_Prompt_
This exercise needs all of the entries set down again, exactly as they read.

_Information provided_
==*==

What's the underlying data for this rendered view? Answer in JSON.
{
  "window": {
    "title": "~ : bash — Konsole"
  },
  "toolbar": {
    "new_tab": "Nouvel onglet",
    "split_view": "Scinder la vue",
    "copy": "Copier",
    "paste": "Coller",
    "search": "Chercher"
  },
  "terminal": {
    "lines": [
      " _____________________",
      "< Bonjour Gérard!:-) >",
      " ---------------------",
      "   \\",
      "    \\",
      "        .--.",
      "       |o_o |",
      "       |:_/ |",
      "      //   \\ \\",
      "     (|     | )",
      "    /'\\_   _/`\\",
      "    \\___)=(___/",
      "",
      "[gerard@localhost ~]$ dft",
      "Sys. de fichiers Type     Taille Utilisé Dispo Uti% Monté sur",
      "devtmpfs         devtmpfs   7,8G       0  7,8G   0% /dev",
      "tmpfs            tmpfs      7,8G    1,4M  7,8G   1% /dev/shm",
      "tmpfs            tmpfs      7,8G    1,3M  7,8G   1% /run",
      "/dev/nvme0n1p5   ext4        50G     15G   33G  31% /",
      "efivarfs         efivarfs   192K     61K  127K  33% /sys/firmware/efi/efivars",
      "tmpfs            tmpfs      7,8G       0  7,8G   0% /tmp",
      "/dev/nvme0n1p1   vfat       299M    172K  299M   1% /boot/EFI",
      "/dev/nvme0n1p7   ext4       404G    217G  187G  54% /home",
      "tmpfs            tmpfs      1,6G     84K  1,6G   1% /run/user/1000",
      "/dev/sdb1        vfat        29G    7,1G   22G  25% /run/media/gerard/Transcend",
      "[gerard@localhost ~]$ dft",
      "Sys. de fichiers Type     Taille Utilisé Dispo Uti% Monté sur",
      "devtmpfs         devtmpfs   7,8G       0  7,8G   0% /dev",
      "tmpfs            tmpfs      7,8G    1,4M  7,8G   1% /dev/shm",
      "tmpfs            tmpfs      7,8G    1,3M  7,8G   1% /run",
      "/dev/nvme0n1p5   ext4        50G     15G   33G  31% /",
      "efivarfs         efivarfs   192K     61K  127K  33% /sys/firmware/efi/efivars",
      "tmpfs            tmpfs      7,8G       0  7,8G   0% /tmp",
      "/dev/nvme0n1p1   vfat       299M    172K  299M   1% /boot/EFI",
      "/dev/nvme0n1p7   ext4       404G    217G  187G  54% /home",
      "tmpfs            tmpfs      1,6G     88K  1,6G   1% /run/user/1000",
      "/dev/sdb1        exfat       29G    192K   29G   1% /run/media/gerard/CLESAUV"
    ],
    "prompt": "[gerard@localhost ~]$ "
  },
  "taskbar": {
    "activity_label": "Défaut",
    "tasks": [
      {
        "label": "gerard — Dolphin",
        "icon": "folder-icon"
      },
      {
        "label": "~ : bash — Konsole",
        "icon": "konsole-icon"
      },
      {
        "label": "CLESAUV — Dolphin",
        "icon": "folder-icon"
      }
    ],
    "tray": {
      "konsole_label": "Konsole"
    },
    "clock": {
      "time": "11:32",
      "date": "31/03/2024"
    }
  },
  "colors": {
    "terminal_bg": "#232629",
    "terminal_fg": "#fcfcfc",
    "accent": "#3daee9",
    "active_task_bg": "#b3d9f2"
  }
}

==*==

_Reply_
What's the underlying data for this rendered view? Answer in JSON.
{
  "window": {
    "title": "~ : bash — Konsole"
  },
  "toolbar": {
    "new_tab": "Nouvel onglet",
    "split_view": "Scinder la vue",
    "copy": "Copier",
    "paste": "Coller",
    "search": "Chercher"
  },
  "terminal": {
    "lines": [
      " _____________________",
      "< Bonjour Gérard!:-) >",
      " ---------------------",
      "   \\",
      "    \\",
      "        .--.",
      "       |o_o |",
      "       |:_/ |",
      "      //   \\ \\",
      "     (|     | )",
      "    /'\\_   _/`\\",
      "    \\___)=(___/",
      "",
      "[gerard@localhost ~]$ dft",
      "Sys. de fichiers Type     Taille Utilisé Dispo Uti% Monté sur",
      "devtmpfs         devtmpfs   7,8G       0  7,8G   0% /dev",
      "tmpfs            tmpfs      7,8G    1,4M  7,8G   1% /dev/shm",
      "tmpfs            tmpfs      7,8G    1,3M  7,8G   1% /run",
      "/dev/nvme0n1p5   ext4        50G     15G   33G  31% /",
      "efivarfs         efivarfs   192K     61K  127K  33% /sys/firmware/efi/efivars",
      "tmpfs            tmpfs      7,8G       0  7,8G   0% /tmp",
      "/dev/nvme0n1p1   vfat       299M    172K  299M   1% /boot/EFI",
      "/dev/nvme0n1p7   ext4       404G    217G  187G  54% /home",
      "tmpfs            tmpfs      1,6G     84K  1,6G   1% /run/user/1000",
      "/dev/sdb1        vfat        29G    7,1G   22G  25% /run/media/gerard/Transcend",
      "[gerard@localhost ~]$ dft",
      "Sys. de fichiers Type     Taille Utilisé Dispo Uti% Monté sur",
      "devtmpfs         devtmpfs   7,8G       0  7,8G   0% /dev",
      "tmpfs            tmpfs      7,8G    1,4M  7,8G   1% /dev/shm",
      "tmpfs            tmpfs      7,8G    1,3M  7,8G   1% /run",
      "/dev/nvme0n1p5   ext4        50G     15G   33G  31% /",
      "efivarfs         efivarfs   192K     61K  127K  33% /sys/firmware/efi/efivars",
      "tmpfs            tmpfs      7,8G       0  7,8G   0% /tmp",
      "/dev/nvme0n1p1   vfat       299M    172K  299M   1% /boot/EFI",
      "/dev/nvme0n1p7   ext4       404G    217G  187G  54% /home",
      "tmpfs            tmpfs      1,6G     88K  1,6G   1% /run/user/1000",
      "/dev/sdb1        exfat       29G    192K   29G   1% /run/media/gerard/CLESAUV"
    ],
    "prompt": "[gerard@localhost ~]$ "
  },
  "taskbar": {
    "activity_label": "Défaut",
    "tasks": [
      {
        "label": "gerard — Dolphin",
        "icon": "folder-icon"
      },
      {
        "label": "~ : bash — Konsole",
        "icon": "konsole-icon"
      },
      {
        "label": "CLESAUV — Dolphin",
        "icon": "folder-icon"
      }
    ],
    "tray": {
      "konsole_label": "Konsole"
    },
    "clock": {
      "time": "11:32",
      "date": "31/03/2024"
    }
  },
  "colors": {
    "terminal_bg": "#232629",
    "terminal_fg": "#fcfcfc",
    "accent": "#3daee9",
    "active_task_bg": "#b3d9f2"
  }
}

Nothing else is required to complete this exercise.